Task to carry out: What is needed here is a verbatim copy of the records that follow.

[[ Given records, beginning ]]

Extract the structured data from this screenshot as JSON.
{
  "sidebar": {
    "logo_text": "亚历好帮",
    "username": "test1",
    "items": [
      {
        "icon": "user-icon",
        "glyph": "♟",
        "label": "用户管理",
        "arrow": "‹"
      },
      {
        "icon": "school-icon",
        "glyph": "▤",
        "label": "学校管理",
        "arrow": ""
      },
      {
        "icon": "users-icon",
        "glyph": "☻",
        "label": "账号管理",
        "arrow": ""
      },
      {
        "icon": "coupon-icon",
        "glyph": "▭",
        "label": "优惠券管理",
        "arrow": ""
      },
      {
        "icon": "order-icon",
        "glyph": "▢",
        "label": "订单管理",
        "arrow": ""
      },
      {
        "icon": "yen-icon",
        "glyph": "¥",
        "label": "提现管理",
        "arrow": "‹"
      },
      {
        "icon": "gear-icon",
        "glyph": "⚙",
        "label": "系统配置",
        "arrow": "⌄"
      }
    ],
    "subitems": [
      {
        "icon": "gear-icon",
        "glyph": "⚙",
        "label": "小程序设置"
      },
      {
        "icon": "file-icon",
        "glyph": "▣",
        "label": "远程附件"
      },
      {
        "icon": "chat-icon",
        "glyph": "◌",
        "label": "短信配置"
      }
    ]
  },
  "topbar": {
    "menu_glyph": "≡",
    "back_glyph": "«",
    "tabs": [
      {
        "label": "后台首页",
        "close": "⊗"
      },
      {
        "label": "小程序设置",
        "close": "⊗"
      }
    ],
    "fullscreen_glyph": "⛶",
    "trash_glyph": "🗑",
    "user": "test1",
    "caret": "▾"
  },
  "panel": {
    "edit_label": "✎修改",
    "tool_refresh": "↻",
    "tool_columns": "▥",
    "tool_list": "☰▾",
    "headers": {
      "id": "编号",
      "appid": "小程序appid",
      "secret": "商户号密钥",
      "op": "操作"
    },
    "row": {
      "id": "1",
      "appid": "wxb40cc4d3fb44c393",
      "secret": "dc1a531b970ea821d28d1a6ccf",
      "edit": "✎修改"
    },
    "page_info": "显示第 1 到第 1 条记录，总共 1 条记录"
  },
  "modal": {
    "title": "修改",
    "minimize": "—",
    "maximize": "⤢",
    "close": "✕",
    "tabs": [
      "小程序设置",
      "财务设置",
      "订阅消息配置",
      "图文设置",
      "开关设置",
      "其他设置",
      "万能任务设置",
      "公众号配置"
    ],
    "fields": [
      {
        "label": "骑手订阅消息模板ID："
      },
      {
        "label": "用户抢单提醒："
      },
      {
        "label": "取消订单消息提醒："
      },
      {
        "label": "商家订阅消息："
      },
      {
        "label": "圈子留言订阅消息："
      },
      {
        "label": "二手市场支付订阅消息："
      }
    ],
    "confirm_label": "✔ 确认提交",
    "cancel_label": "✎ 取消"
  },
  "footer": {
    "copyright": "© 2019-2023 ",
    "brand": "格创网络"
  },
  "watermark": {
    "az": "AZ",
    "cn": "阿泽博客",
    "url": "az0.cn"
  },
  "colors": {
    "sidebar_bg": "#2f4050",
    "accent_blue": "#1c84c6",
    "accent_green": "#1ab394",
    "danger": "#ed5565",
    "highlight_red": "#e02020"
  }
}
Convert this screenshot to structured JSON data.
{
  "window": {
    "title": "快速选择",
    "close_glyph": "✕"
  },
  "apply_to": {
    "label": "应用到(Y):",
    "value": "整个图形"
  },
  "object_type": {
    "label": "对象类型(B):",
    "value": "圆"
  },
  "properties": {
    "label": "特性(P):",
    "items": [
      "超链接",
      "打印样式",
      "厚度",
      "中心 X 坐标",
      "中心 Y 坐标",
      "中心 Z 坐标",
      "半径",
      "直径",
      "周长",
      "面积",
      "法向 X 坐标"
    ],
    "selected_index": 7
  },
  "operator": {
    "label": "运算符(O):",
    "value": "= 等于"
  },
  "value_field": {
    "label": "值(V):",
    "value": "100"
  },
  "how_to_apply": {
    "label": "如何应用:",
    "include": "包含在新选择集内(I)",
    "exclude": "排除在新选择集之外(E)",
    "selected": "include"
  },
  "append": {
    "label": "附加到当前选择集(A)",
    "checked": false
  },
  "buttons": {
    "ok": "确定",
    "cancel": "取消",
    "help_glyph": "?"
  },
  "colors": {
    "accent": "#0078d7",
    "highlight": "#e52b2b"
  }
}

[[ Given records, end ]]

Written answer:
Extract the structured data from this screenshot as JSON.
{
  "sidebar": {
    "logo_text": "亚历好帮",
    "username": "test1",
    "items": [
      {
        "icon": "user-icon",
        "glyph": "♟",
        "label": "用户管理",
        "arrow": "‹"
      },
      {
        "icon": "school-icon",
        "glyph": "▤",
        "label": "学校管理",
        "arrow": ""
      },
      {
        "icon": "users-icon",
        "glyph": "☻",
        "label": "账号管理",
        "arrow": ""
      },
      {
        "icon": "coupon-icon",
        "glyph": "▭",
        "label": "优惠券管理",
        "arrow": ""
      },
      {
        "icon": "order-icon",
        "glyph": "▢",
        "label": "订单管理",
        "arrow": ""
      },
      {
        "icon": "yen-icon",
        "glyph": "¥",
        "label": "提现管理",
        "arrow": "‹"
      },
      {
        "icon": "gear-icon",
        "glyph": "⚙",
        "label": "系统配置",
        "arrow": "⌄"
      }
    ],
    "subitems": [
      {
        "icon": "gear-icon",
        "glyph": "⚙",
        "label": "小程序设置"
      },
      {
        "icon": "file-icon",
        "glyph": "▣",
        "label": "远程附件"
      },
      {
        "icon": "chat-icon",
        "glyph": "◌",
        "label": "短信配置"
      }
    ]
  },
  "topbar": {
    "menu_glyph": "≡",
    "back_glyph": "«",
    "tabs": [
      {
        "label": "后台首页",
        "close": "⊗"
      },
      {
        "label": "小程序设置",
        "close": "⊗"
      }
    ],
    "fullscreen_glyph": "⛶",
    "trash_glyph": "🗑",
    "user": "test1",
    "caret": "▾"
  },
  "panel": {
    "edit_label": "✎修改",
    "tool_refresh": "↻",
    "tool_columns": "▥",
    "tool_list": "☰▾",
    "headers": {
      "id": "编号",
      "appid": "小程序appid",
      "secret": "商户号密钥",
      "op": "操作"
    },
    "row": {
      "id": "1",
      "appid": "wxb40cc4d3fb44c393",
      "secret": "dc1a531b970ea821d28d1a6ccf",
      "edit": "✎修改"
    },
    "page_info": "显示第 1 到第 1 条记录，总共 1 条记录"
  },
  "modal": {
    "title": "修改",
    "minimize": "—",
    "maximize": "⤢",
    "close": "✕",
    "tabs": [
      "小程序设置",
      "财务设置",
      "订阅消息配置",
      "图文设置",
      "开关设置",
      "其他设置",
      "万能任务设置",
      "公众号配置"
    ],
    "fields": [
      {
        "label": "骑手订阅消息模板ID："
      },
      {
        "label": "用户抢单提醒："
      },
      {
        "label": "取消订单消息提醒："
      },
      {
        "label": "商家订阅消息："
      },
      {
        "label": "圈子留言订阅消息："
      },
      {
        "label": "二手市场支付订阅消息："
      }
    ],
    "confirm_label": "✔ 确认提交",
    "cancel_label": "✎ 取消"
  },
  "footer": {
    "copyright": "© 2019-2023 ",
    "brand": "格创网络"
  },
  "watermark": {
    "az": "AZ",
    "cn": "阿泽博客",
    "url": "az0.cn"
  },
  "colors": {
    "sidebar_bg": "#2f4050",
    "accent_blue": "#1c84c6",
    "accent_green": "#1ab394",
    "danger": "#ed5565",
    "highlight_red": "#e02020"
  }
}
Convert this screenshot to structured JSON data.
{
  "window": {
    "title": "快速选择",
    "close_glyph": "✕"
  },
  "apply_to": {
    "label": "应用到(Y):",
    "value": "整个图形"
  },
  "object_type": {
    "label": "对象类型(B):",
    "value": "圆"
  },
  "properties": {
    "label": "特性(P):",
    "items": [
      "超链接",
      "打印样式",
      "厚度",
      "中心 X 坐标",
      "中心 Y 坐标",
      "中心 Z 坐标",
      "半径",
      "直径",
      "周长",
      "面积",
      "法向 X 坐标"
    ],
    "selected_index": 7
  },
  "operator": {
    "label": "运算符(O):",
    "value": "= 等于"
  },
  "value_field": {
    "label": "值(V):",
    "value": "100"
  },
  "how_to_apply": {
    "label": "如何应用:",
    "include": "包含在新选择集内(I)",
    "exclude": "排除在新选择集之外(E)",
    "selected": "include"
  },
  "append": {
    "label": "附加到当前选择集(A)",
    "checked": false
  },
  "buttons": {
    "ok": "确定",
    "cancel": "取消",
    "help_glyph": "?"
  },
  "colors": {
    "accent": "#0078d7",
    "highlight": "#e52b2b"
  }
}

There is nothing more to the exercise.